I have been extremely blessed and truly fortunate that I have been able to sing most of the repertoire in most of the places and with most of the colleagues with whom I might ever have dreamed of performing. Perhaps that is why I am now genuinely happily to be teaching and find it so gratifying to assist others in realizing their own dreams – and not just another frustrated and unfulfilled singer who is forced to teach merely for the sake of earning a living. Needless to say, my personal experiences strongly influence my teaching. I do everything in my power to help my students to become confident, independent and self-reliant singing artists. Under normal circumstances, teachers meet with their students at best only once or twice a week. The remainder of the time, a singer is left to their own devices. Even when they are vocalizing, they are giving themselves a mini-lesson. As professionals, they are frequently away, travelling and performing for months on end – required to sing under less than ideal conditions – possibly not in good health, physically or vocally fatigued, or possibly ill prepared musically. It is crucial that singers fully understand what it is that they are trying to accomplish or to improve upon vocally. Quality practice time is essential. With each new role, there are new challenges. Solving these problems inevitably brings about changes in the voice – with change comes doubt – things feel and/or sound “different” to them. This constant questioning can be debilitating. For this reason, the professional singer absolutely MUST CONTINUE TO STUDY with a teacher and/or coach who is intimately familiar with their voice, their personality and their learning needs – someone who respects them and willingly accepts this enormous responsibility, while at the same time understanding the grueling demands of a career. The singer must have complete faith in their teacher’s loyalty and be able to trust them implicitly. After all, their future, their life and the lives of their family and loved ones are at stake here.

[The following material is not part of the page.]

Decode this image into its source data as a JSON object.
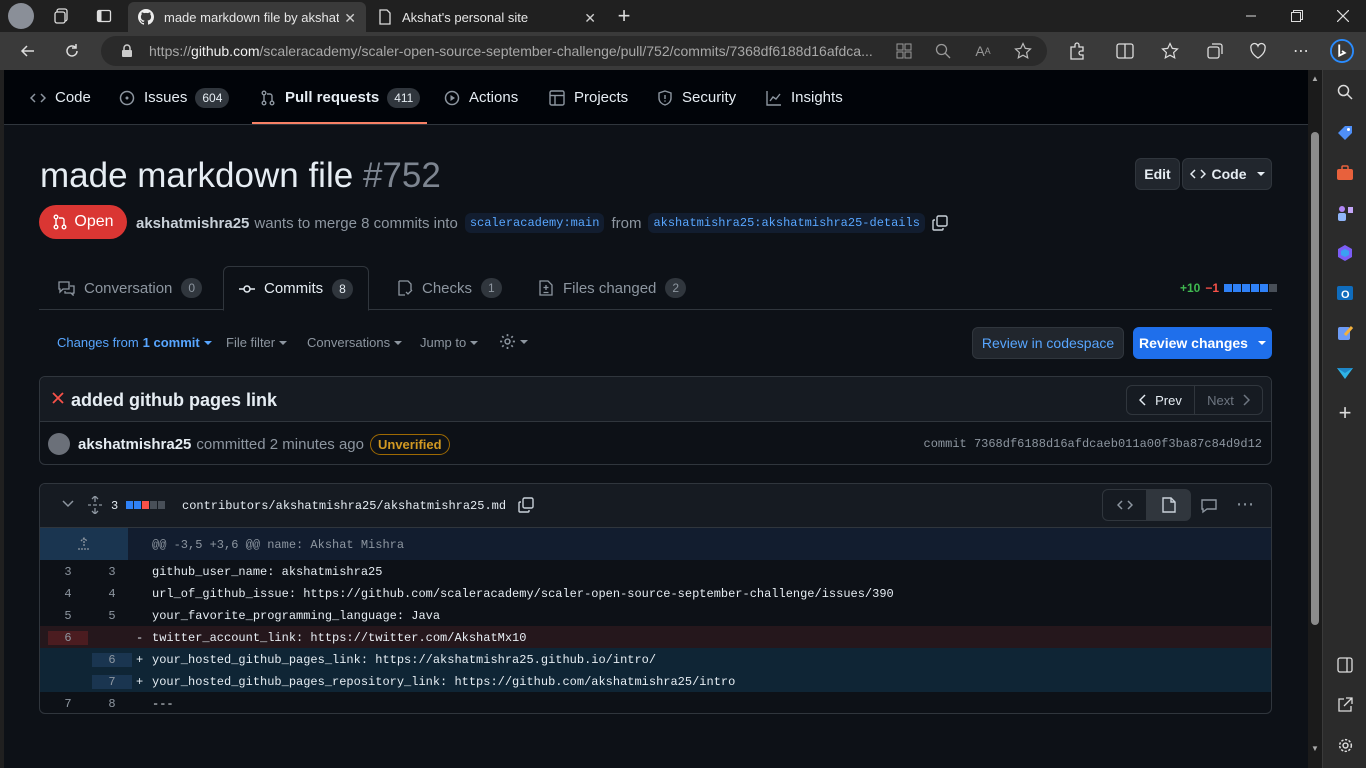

Recently, in a Master Class with a well known artist, one of the young participants asked, “How long do we need to continue studying voice and coaching?” The answer was really quite simple, “For as long as you hope to continue singing professionally!”